What Happened to Nepad? [opinion]

WAS THE New Economic Partnership for Africa’s Development (Nepad) a panacea for Africa’s development problems or was it just another fad destined for the continent’s development cemetery?

This question has been posed before since the inception of Nepad in 2001. The popular andor political critique is that Nepad was the creation of some few African leaders, notably Thabo Mbeki, Olusegun Obasanjo, Abdoulaye Wade, and Abdelaziz Bouteflika.

That critique was justified but there is the risk of throwing out the baby with the bath water. Ideas must be looked at from their own internal strengths and coherence and not necessarily where they originated. This, however, is not to disregard issues of democratic participation and the question of power in the generation of ideas.

There is (or should be) a difference between setting an agenda for popular discussion and debate and pushing that agenda onto a passive populace. Agendas must, ideally, become blueprints and visions only after an exhaustive public debate and some degree of consensus.

We need to ask: what happened to the long and worthy list of similar grand plans, ideas and initiatives meant to accelerate the development of Africa over the past three or four decades since independence? The architects and proponents of Nepad have to answer that question much more comprehensively before they can convincingly present their case.

Secondly, we need to adopt a critical and deconstructionist attitude, i.e. lay bare the plan to see what its strengths and weaknesses are and how it can situate itself within the broader trajectory of contemporary global forces – the content and context interlink.

A quick visit to the African development cemetery would reveal the following deceased uncles, cousins, brothers and sisters of Nepad:

1. Brandt Report in the 1970s,

2. The Revised Framework of Principles for the Implementation of the New International Order in Africa (1976),

3. The Monrovia Strategy (1979),

4. The Lagos Plan of Action (1980) – the continent’s flagship initiative,

5. The Final Act of Lagos (1980),

6. The World Bank Accelerated Development in Sub-Saharan Africa also in the 1980s,

7. Sub Saharan Africa: From Crisis to Sustainable Development,

8. Africa’s Priority Programme for Economic Recovery (1986-1990),

9. UN Programme for Africa’s Economic Recovery and Development (1986),

10. The African Alternative Framework to Structural Adjustment Programme for Socio-Economic Recovery and Transformation (1989),

11. The African Charter for Popular Participation for Development (1990),

12. The UN New Agenda for the Development of Africa in the 1990s (1991),

13. The Berg Report,

14. World Bank’s report (2000): Can Africa Claim the 21st Century?
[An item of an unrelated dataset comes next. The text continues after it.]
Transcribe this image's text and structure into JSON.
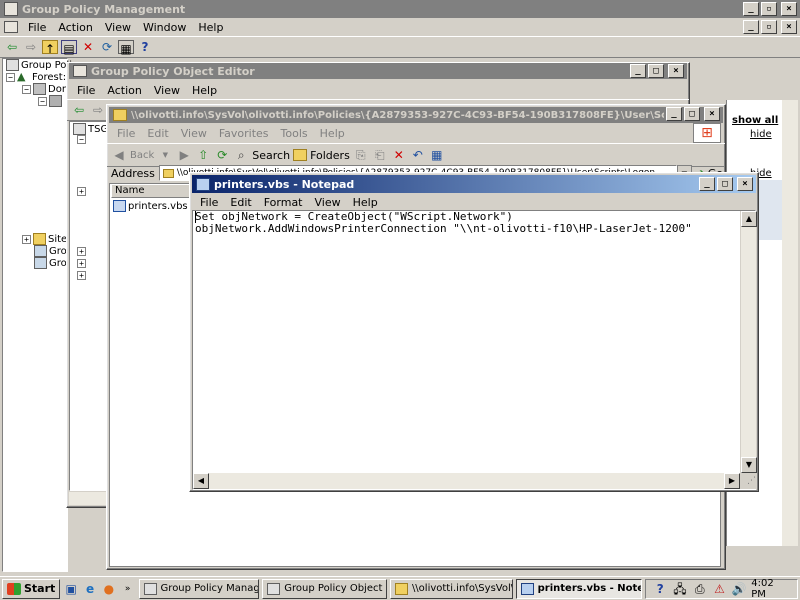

The list is frighteningly long but also sobering and shows how terribly short the life expectancy of an African development child is. This points to the overlapping nature of the plans and their non-implementation because of lack of political will or resources.

There is yet another subtle aspect about plans, visions and initiatives that is less recognised because plans are used as a way of framing the way problems and issues are thought about. It is a process of excluding alternatives which are sometimes not acceptable to those drawing up the plans.

Those plans that are couched in futuristic terms serve to postpone problems and thus ease demands on the political system at least for a while – Namibia’s Vision 2030 is a case in point.

So, the fundamental question is whether Nepad will succeed where others wavered. On what grounds does it stake its claims as the panacea for the continent’s declining fortunes or more broadly as the harbinger of the much-talked-about African Renaissance.

Nepad was, or still is, “a pledge by African leaders based on a common vision and a firm and shared conviction that they have a pressing duty to eradicate poverty and to place their countries, both individually and collectively, on a path of sustainable growth and sustainable development and at the same time to participate actively in the world economy and body politic.”

Some aspects are discernible from this statement. These are:

1. The emphasis on African ownership of Nepad and the role and responsibilities of leaders to see it through.

2. Second is the commitment to forging a new partnership with the West and international financial institutions.

3. Thirdly, there is talk of creating an enabling environment by minimising conflict through the promotion of good governance, macroeconomic stability, maintaining transparency and accountability in both the public and private realms.

One does not want to pour cold water onto the continent’s new child. But looking back, Nepad is likely to flounder like many of the previous plans. First of all, there is basically nothing new in the Nepad which has not been encapsulated in the previous plans before it. In fact, some like the Lagos Plan of Action or the Revised Framework were more “African” and more “radical” as they put more emphasis on self-reliance, self-sustainability and democratisation of the development process.

As it stands now, Nepad’s agenda reflects many of the assumptions that characterised the neo-liberal socio-economic and political programmes that were designed for Africa in the late 1980s and 90s. Quo Vadis, Nepad?

Source : The Namibian